Some video games are easy to describe. You’re a soldier and you shoot things, you race against other cars, you’re a anthropomorphic cat with goggles and a time bending vacuum cleaner…
Others, like Slime Rancher, defy easy description. Monomi Park’s game is a first person space slime farming simulator. You play as Beatrix LeBeau, a rancher who has landed thousand of light years from earth on a strange alien world filled with varied terrain and a wide range of strange, adorable slime creatures.
All from first person view, you suck these slimes up with your space vacuum, and deposit them into pens to collect their poop (known as plort) and use it to buy equipment upgrades, more pens, and gain access to new areas and strange new slimes.
Early on, your farm is barren. You’ve got one pen, and a few pink slimes running about. The game teaches you how to move, and how to suck up these slimy suckers and deposit them into your corral, where they bounce around excitedly, milling over the top of each other. Feeding these fine fellows causes them to squeeze out plort, which is currency here. You suck up plort, and you toss it into a machine to get some newbucks in return.
That’s the essential feedback loop of the game. Explore, find new slimes, get more plort, upgrade your farm, unlock new areas and gear, explore more, repeat. However, Slime Rancher is so sickenly adorable and so fluorescently vibrant that you don’t really care.
The game manages to dodge a few of the pitfalls of farming and resource management type games with the fun and the character of the slimes. Running around the world sucking up slimes, gathering other creatures and food, is more compelling than these sorts of games usually managed. The excellent Stardew Valley recently revitalised the Harvest Moon type formula, and while Slime Rancher’s depth pale in comparison to the gargantuan Stardew Valley, it approaches the genre in a way that feels entirely unique and fresh.
There’s peril to be found in Slime Rancher too. You can die, and beasties out in the world called Tarrs are ready to destroy you and your slimes. If you’re not careful, you can find these Tarrs in your homestead as well. If a slime eats a plort from another slime, you’ll get a giant hybrid of both.

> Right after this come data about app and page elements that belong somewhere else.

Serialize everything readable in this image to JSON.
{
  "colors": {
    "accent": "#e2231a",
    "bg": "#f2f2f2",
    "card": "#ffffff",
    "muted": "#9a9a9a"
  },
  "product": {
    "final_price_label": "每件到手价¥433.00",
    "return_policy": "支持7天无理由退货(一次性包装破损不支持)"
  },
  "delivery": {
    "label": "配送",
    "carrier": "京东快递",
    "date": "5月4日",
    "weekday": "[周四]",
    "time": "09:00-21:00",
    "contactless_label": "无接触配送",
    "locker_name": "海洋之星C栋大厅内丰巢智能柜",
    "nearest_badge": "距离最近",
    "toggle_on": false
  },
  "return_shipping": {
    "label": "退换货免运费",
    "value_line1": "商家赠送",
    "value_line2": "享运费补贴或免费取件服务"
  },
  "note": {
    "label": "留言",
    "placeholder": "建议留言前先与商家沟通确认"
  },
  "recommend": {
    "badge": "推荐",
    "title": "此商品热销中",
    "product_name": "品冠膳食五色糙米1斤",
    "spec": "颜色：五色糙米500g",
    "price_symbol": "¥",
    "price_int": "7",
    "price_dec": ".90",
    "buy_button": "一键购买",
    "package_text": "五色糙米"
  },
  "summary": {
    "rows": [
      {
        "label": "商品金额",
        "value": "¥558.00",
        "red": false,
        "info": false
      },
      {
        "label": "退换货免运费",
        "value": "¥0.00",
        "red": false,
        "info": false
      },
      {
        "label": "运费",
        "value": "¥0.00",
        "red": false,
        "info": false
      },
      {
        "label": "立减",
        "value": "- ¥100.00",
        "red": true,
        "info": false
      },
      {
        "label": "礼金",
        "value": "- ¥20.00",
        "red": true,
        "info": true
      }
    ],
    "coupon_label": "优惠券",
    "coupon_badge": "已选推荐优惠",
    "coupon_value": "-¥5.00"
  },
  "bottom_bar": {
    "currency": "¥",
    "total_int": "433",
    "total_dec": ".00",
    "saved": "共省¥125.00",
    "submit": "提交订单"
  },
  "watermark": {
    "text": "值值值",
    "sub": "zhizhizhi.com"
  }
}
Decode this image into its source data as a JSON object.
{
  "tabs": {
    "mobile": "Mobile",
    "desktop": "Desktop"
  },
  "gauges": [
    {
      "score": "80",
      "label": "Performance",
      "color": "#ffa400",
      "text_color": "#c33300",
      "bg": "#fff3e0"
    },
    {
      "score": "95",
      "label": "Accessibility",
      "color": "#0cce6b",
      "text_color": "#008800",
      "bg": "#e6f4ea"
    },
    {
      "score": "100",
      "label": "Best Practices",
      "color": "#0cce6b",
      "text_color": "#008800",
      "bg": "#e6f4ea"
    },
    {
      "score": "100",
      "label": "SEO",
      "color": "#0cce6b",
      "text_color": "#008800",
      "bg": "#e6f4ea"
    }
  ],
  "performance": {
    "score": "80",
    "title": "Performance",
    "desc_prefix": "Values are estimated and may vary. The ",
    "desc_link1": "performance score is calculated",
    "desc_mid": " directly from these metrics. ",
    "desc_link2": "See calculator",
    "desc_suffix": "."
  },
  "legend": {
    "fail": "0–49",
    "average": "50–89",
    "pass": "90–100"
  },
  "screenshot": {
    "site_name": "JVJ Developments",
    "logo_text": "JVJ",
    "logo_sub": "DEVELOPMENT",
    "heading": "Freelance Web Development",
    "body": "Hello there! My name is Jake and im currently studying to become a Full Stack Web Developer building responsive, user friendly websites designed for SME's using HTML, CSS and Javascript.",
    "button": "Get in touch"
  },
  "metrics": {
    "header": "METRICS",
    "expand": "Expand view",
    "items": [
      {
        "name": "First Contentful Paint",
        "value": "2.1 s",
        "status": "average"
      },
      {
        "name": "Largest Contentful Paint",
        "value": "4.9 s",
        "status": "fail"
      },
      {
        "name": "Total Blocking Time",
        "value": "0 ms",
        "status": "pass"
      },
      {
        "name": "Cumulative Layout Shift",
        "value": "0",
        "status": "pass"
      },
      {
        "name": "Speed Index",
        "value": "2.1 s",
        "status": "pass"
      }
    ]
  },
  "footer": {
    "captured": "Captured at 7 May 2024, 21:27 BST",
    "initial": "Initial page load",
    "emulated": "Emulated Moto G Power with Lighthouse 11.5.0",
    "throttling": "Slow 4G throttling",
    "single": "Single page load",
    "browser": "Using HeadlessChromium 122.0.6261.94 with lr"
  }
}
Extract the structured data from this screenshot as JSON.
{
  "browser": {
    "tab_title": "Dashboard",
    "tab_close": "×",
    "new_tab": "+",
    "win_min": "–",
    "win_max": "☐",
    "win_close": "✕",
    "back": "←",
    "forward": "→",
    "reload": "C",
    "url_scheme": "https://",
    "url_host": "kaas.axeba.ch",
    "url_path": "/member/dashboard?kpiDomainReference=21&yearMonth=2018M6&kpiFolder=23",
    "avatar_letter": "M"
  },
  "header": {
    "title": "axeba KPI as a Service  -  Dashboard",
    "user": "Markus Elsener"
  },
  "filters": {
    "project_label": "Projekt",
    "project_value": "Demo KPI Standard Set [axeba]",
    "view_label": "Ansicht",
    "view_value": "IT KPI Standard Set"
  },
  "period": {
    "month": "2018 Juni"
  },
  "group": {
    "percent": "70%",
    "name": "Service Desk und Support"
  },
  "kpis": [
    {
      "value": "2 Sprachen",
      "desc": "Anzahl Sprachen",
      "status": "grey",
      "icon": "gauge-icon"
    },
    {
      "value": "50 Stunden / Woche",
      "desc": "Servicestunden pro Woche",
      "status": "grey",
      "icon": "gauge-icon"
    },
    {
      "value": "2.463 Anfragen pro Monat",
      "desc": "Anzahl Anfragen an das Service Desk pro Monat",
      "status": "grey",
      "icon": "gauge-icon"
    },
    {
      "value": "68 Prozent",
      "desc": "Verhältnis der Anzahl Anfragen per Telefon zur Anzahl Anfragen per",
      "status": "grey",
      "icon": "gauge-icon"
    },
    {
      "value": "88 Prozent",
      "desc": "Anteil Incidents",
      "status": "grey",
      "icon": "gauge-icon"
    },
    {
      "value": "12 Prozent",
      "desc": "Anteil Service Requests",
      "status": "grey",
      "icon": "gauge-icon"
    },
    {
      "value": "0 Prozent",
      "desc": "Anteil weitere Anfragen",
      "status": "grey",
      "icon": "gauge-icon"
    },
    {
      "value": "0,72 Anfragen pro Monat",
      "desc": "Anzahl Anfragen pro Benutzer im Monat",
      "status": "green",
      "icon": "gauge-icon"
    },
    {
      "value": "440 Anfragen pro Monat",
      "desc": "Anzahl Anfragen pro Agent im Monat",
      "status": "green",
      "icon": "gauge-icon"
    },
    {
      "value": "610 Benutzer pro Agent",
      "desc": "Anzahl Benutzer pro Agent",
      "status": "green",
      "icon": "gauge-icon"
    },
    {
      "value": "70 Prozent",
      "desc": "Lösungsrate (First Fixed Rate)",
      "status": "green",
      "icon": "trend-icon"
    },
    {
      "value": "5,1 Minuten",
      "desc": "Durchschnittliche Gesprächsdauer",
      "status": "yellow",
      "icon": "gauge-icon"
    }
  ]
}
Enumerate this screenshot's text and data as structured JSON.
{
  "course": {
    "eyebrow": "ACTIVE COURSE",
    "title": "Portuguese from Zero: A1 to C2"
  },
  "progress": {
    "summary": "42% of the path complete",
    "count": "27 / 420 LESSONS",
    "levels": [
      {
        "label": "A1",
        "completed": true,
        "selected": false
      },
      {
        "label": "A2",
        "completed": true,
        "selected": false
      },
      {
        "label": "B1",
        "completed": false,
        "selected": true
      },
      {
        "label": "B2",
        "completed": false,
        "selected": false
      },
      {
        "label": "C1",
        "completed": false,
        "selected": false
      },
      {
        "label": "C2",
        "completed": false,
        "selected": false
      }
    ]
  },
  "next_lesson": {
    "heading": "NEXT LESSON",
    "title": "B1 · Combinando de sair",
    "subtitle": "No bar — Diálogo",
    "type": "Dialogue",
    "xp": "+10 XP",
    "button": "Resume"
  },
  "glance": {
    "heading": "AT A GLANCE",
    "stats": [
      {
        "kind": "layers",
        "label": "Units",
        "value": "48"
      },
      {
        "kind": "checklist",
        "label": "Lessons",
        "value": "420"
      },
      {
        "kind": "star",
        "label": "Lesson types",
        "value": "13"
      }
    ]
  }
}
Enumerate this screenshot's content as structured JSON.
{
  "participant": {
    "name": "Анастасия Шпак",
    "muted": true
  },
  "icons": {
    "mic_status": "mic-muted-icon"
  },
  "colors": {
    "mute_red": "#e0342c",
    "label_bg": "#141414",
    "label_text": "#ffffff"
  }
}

They have big appetites, and drop two types of plort, making them ideal for poop farming. However, if they eat the plort from a third type of slime, then they’ll transform into a Tarr. One errant Tarr can decimate an entire farm, as happened to me when I was out exploring the world. I came back home to my farm empty, save for one giant tabby hybrid who had somehow managed to avoid the slaughter.
In many ways, Slime Rancher laughs at the meticulous planning that it’s genre buddies encourage. Slimes will escape from pens. They will eat your chickens, raid your gardens, and eat each other’s poops, turning the whole place into a mess of crazy slime.
You can upgrade everything to automate feeding and plort collection and make it harder for slimes to escape, but one mistake, and you’re back to square one.
Luckily, you keep all your upgrades, and there are more slimes than you can carry roaming the wild range of environments you’ll find in the game. Slime Rancher gives you a perfect push and pull between exploring further and further, and running back to your farm to deposit your new slimes, grow new food, and sell some plort.
Exploring is just as fun as building your farm, and the whole thing feels so laissez faire that to read guides on the best farms to build and so on seems like the boring way to approach the whole thing.
However, Slime Rancher’s simplicity is probably it’s biggest weakness. Exploring and running all the way back to the farm, only to run back again, can get a little boring, and it doesn’t take too long to feel like you’ve seen everything. The game is still fun, but it’s a game you’re likely to fall out of after a dozen hours or so.
Even still, the time you spend with the game is tonnes of fun, the slimes are adorable, and there’s a laid back, low stress feel to the whole thing that is refreshing in a genre usually dedicated to squeezing every valuable second out of every in game day.
Slime Rancher is a farming game like no other, eschewing boring resource management for a beautiful, vibrant world, and adorable and unpredictable slimes to contend with. While you might not explore every single inch of what the game has to offer and might get bored after a while, it’s a sheer joy until then.